Our first day in Quito started with a blissful lie-in – the first morning in 4 days we didn’t have to get up early. We decided that we would go on the hunt for some walking boots as we were (and still are) exceptionally under-prepared for our upcoming hike to Machu Picchu. Unfortunately, every pair we found was far too expensive and we decided renting them was probably a much cheaper option. On the way back we ate lunch in one of many KFCs in Quito. As it turned out, KFCs were one of the most common sites – one particular stretch of road had SIX. Still, set least it was cheap and safe. We then found a local market and bought a lovely hand-painted tray as a souvenir (this now has to be carried around for 2 more months in South America and then 9 in Australia…). Our next stop was the busy central market selling all sorts of fresh fruit, vegetables and indeterminable meats. We bought some fruit and headed off in search of coffee. A place called El Duche in the old town was in the Tripadvisor top 10 and rightly so as we found out. We had a delicious iced coffee and iced tea and watched as the bakers prepared cakes and bread in front of us. It was fascinating and really set this cafe apart from others we’d been to. After a long day out, we ate leftovers from the night before back at the hostel, watched films in bed and had an early night. 

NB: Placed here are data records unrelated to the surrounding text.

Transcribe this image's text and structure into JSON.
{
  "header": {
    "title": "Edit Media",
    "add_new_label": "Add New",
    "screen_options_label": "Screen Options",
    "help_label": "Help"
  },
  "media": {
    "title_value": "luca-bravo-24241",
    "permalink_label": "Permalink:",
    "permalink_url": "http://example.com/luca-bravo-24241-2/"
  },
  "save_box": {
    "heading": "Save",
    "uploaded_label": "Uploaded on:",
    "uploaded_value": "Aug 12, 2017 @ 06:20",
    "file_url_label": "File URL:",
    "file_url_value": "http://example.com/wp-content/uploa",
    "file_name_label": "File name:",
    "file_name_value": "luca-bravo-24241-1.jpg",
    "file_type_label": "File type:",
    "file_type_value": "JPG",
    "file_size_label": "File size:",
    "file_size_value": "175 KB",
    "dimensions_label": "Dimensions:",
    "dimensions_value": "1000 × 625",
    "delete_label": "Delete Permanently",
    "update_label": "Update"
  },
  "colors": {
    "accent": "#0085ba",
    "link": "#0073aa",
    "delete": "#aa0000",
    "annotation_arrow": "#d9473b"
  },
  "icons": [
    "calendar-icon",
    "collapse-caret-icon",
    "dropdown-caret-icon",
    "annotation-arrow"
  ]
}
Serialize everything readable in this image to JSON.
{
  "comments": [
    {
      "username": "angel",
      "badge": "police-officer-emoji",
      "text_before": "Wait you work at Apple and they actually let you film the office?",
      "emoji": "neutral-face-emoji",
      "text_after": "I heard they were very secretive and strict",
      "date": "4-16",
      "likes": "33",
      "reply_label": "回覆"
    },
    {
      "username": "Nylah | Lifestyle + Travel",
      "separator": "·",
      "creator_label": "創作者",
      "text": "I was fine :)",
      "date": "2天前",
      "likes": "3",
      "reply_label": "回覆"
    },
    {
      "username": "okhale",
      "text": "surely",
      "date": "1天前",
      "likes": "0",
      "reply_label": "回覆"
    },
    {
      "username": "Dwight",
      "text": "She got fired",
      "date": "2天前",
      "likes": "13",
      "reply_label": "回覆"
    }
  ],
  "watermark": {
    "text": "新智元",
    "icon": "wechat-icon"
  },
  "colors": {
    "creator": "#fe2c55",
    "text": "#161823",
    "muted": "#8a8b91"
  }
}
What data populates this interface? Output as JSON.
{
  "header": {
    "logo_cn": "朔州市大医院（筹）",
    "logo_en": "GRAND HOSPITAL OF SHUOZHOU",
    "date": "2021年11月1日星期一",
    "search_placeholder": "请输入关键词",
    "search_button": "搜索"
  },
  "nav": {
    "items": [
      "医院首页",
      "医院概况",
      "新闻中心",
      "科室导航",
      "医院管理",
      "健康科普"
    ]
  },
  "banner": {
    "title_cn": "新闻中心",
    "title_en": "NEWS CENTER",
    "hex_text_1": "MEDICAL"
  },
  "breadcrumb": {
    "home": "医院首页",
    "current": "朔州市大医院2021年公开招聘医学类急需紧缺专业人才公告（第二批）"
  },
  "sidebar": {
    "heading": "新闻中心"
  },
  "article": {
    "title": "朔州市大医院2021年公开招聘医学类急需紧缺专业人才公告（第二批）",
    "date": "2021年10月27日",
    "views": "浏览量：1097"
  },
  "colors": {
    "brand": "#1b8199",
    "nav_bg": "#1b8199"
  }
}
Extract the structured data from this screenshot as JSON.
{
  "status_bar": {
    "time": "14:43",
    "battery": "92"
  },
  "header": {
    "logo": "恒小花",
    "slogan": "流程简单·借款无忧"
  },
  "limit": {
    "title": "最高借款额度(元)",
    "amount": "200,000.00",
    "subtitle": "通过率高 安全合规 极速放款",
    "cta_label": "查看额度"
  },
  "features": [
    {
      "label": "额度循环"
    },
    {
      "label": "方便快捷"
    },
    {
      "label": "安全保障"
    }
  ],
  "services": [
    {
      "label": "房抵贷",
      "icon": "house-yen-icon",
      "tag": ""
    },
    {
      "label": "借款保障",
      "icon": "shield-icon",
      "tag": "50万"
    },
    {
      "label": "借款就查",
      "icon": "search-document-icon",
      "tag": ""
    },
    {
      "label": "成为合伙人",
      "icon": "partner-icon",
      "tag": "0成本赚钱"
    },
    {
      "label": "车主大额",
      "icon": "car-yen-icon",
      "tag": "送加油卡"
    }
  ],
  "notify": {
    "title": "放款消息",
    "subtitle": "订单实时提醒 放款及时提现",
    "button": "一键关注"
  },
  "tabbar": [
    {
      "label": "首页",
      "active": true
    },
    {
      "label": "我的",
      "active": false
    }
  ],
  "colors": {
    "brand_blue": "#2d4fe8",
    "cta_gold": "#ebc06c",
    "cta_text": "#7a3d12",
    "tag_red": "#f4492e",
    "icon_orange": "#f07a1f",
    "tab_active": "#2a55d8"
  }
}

On our last day in Quito we walked back to El Duche for our coffee fix and then visited the beautiful La Basilica church (avoiding the political protest in the main square). It turned out that you can actually climb the church towers all the way to the top for a small fee. Rickety ladders, steep stairs and wooden draw bridges lead to some heart-in-mouth moments but it was worth it in the end. The view from the top of the church was incredible and we were really glad we made it to the very top. After getting the lift back down most of the way (lazy, I know), we set off to Mitad del Mundo (where the equator supposedly lies). I was really excited to see this as I thought it would be a great story to tell in future – I’ve stood on the equator. Unfortunately, the 3 hour one-way journey on 2 busses was not worth it and I later found out that Mitad del Mundo is not even the real equator – how gutting! That night we stayed in again and packed in preparation for our next adventure in The Secret Garden, Cotopaxi…